C: Do you outline your novels or let them develop more organically? How did you develop your working process?
S: I can not outline my books as then I feel as if I have already written them and am too bored to actually do the hard work. I also can’t plan even a scene in advance because nothing comes to me until my fingers are on the keyboard and then it flows. I definitely can not interview my characters despite many writing articles advising us to do so. My characters evolve along with the story. This has always been my writing process and I have now put my heart at rest that this is what suits me despite many articles saying I should be plotting before writing anything.
As you can guess, I no longer read any articles on writing as they give me a panicky feeling that I am not doing it right. I know now that there is no right or wrong way to write a book.

C: What advice do you have for aspiring writers?
S: To write and write and write and read and read and read. Then submit and submit and submit.

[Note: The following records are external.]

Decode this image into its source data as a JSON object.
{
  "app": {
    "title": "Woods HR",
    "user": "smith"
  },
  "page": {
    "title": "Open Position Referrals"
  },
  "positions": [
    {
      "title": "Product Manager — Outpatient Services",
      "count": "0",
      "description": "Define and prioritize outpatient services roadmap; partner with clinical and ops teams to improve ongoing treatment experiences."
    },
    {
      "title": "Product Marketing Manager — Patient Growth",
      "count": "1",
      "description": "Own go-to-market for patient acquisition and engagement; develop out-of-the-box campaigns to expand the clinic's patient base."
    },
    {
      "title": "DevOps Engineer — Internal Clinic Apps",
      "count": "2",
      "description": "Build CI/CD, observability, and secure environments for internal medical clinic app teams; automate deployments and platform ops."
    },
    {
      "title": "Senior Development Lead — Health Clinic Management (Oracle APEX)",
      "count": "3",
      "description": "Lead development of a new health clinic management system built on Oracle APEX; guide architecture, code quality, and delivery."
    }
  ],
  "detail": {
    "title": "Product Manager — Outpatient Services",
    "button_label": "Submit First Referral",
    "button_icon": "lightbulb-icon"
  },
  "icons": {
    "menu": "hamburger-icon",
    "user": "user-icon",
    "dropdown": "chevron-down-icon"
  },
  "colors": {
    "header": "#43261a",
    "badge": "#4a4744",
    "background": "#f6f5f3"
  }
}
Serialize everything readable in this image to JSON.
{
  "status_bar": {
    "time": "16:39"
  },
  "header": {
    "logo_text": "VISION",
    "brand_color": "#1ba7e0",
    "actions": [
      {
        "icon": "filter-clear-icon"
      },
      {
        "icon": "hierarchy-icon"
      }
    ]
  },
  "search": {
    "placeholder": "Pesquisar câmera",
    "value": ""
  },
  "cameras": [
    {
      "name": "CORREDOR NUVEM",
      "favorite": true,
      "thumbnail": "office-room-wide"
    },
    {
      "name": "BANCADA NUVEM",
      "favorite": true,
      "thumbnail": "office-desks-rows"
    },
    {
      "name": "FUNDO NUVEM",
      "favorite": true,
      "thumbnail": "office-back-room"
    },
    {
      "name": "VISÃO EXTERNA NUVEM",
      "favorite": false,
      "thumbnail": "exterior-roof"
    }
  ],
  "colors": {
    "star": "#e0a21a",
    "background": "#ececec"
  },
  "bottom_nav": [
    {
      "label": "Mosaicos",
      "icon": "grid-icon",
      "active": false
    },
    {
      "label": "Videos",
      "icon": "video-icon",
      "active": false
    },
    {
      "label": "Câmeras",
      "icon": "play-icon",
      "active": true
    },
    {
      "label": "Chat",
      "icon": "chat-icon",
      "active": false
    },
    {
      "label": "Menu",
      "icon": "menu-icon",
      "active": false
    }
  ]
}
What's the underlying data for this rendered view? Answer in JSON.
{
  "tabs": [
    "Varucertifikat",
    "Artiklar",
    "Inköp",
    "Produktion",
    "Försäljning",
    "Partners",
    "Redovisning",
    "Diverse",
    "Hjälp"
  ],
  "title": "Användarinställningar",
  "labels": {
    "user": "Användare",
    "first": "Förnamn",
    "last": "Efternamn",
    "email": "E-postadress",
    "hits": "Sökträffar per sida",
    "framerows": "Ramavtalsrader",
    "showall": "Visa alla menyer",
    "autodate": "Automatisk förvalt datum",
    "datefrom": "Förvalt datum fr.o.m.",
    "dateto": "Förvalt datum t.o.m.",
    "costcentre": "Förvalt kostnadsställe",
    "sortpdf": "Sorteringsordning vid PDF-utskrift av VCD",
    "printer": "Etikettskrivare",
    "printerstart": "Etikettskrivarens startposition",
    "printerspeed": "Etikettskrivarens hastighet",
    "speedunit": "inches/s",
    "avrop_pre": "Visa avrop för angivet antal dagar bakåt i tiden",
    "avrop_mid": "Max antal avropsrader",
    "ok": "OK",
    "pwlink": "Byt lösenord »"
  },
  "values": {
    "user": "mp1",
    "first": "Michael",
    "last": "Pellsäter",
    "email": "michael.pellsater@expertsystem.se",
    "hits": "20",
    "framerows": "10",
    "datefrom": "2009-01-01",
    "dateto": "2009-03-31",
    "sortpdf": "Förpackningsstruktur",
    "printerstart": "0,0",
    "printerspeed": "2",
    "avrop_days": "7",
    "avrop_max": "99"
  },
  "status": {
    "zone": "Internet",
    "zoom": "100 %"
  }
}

Determination and hard work are far more important ingredients of success than talent.

C: If you could eliminate one word from the English language, what would it be?
S: “But” as in “We love your book but...” Rejections are part and parcel of this business and it’s necessary to toughen up and take that “but” like a soldier or crumple into a dejected heap believing one is a failure.

C: Finally, how do your friends and family feel about your writing?
S: They are all supportive though that dreaded word ‘hobby’ does come up every now and then. Or ‘but you enjoy it so it’s not really work.’ Ugh!! Writing is definitely work!

Coming this month from Wild Child Publishing -
Crash into Darkness

Amber and Jaden, who both possess extraordinary psychic gifts, are thrown together when the prisoners on a prison ship rebel and an explosion breaches the hull of the ship during a storm. Together they battle the elements, a new, cold-eyed prisoner who has Amber in his sights and their traumatic pasts which sent them to the ship in the first place.

Suzanne, thank you so much for being my guest this week and sharing your amazing books with us. Wishing you much continued success! And I absolutely agree, writing is hard work. ~Cindy